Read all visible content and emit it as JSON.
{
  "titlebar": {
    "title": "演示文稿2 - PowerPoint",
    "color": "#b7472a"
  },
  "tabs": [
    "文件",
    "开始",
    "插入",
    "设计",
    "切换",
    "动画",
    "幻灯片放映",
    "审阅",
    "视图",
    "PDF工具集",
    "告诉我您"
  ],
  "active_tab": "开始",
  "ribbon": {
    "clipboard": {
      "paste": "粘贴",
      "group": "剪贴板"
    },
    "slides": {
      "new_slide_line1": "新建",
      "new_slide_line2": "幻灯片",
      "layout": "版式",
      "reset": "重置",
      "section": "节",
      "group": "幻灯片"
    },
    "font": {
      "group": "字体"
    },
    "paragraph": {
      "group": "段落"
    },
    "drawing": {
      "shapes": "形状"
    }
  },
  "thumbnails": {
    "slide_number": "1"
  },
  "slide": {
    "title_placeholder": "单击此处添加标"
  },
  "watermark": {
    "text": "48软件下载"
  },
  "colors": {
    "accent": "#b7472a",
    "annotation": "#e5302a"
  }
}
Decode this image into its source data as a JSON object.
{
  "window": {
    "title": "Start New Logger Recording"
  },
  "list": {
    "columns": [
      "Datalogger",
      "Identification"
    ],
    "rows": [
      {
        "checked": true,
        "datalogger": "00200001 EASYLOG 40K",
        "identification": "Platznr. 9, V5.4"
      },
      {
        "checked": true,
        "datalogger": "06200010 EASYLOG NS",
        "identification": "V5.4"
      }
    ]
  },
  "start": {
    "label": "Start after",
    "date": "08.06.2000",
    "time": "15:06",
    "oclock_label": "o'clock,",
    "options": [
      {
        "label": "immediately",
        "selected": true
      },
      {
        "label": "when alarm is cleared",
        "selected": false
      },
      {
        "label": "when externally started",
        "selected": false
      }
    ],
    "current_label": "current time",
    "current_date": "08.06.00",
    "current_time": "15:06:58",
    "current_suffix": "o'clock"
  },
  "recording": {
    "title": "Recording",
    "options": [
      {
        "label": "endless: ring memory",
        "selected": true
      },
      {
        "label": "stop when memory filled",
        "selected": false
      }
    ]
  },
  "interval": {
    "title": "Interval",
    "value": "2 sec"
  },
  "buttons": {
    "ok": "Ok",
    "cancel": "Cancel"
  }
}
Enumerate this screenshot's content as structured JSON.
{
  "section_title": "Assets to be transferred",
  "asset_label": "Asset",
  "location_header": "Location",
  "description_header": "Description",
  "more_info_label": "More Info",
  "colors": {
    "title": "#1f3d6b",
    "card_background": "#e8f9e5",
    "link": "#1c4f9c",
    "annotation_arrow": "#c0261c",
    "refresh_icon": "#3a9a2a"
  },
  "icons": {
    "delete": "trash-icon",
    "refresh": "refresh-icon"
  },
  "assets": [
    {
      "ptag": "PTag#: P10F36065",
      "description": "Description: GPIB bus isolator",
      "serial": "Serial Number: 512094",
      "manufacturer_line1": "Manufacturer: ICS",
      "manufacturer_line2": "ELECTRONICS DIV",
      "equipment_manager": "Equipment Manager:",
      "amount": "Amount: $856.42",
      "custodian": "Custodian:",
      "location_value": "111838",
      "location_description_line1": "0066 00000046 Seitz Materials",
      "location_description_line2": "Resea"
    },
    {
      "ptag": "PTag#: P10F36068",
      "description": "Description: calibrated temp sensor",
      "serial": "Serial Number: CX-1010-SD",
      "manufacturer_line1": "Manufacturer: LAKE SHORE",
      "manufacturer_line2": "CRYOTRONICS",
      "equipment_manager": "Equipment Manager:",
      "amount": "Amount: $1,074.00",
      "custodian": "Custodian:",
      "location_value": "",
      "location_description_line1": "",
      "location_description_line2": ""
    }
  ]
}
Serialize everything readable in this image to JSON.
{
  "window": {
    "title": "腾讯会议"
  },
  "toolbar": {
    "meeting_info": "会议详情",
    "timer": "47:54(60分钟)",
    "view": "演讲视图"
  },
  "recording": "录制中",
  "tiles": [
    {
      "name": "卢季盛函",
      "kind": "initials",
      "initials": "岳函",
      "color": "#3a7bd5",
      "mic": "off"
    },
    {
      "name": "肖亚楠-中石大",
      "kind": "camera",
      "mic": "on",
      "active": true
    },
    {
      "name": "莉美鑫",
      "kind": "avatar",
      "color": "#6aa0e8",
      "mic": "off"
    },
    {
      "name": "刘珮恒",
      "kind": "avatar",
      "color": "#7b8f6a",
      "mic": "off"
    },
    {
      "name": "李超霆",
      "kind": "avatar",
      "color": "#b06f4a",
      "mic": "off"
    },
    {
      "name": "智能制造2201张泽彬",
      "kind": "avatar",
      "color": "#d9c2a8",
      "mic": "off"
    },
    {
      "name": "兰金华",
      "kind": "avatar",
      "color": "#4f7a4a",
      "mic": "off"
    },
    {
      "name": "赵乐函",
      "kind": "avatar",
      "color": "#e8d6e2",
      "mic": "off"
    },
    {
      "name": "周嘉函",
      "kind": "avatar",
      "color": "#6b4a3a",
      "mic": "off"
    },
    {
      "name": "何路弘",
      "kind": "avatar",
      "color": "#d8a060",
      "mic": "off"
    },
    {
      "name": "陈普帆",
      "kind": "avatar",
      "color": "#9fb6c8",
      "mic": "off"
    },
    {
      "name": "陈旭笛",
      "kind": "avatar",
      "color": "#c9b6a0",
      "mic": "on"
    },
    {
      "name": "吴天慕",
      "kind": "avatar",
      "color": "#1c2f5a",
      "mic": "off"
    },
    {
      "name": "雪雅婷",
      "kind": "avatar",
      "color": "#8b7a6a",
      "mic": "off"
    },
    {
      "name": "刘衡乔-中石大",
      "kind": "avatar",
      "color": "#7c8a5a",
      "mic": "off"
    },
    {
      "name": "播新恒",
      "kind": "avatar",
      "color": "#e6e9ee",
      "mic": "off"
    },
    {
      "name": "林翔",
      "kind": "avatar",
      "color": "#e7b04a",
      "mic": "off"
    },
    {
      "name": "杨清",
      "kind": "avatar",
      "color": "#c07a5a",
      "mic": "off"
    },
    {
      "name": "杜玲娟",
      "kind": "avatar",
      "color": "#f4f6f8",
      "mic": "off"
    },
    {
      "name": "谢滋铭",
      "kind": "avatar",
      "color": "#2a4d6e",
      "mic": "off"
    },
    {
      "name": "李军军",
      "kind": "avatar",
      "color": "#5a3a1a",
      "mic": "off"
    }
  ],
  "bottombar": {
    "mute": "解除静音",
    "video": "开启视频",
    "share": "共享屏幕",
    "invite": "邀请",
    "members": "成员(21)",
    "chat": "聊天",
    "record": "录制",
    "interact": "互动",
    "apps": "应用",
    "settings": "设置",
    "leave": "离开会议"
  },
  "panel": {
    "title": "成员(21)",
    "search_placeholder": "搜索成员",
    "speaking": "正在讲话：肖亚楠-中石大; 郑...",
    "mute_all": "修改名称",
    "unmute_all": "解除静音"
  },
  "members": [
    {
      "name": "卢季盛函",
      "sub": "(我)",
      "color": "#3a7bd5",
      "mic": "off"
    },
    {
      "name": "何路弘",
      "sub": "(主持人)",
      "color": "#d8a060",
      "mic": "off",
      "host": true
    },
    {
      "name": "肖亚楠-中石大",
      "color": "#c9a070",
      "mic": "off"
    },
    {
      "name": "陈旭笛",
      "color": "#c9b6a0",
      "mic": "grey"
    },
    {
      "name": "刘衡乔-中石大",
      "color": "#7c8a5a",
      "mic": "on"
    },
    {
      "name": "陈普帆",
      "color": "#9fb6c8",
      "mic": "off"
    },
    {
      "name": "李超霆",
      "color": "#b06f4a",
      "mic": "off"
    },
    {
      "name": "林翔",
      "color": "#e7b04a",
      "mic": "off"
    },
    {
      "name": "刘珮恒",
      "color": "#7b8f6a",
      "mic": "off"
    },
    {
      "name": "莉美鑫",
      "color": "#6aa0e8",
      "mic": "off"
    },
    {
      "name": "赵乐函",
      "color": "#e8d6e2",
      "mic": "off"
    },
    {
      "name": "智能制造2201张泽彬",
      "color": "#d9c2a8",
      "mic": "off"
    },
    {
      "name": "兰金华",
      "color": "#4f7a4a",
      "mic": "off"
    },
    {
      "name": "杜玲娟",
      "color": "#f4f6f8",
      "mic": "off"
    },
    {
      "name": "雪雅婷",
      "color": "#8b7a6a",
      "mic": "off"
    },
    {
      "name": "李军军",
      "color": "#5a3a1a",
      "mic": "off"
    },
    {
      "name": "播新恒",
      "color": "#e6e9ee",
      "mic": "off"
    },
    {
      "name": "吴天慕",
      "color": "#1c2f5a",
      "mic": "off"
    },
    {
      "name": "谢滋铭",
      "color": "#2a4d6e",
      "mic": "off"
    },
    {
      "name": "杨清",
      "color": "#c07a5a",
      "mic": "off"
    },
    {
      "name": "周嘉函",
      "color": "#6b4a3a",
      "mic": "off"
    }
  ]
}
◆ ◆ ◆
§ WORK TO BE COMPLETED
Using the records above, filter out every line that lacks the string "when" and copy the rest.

§ EXPECTED ANSWER
        "label": "when alarm is cleared",
        "label": "when externally started",
        "label": "stop when memory filled",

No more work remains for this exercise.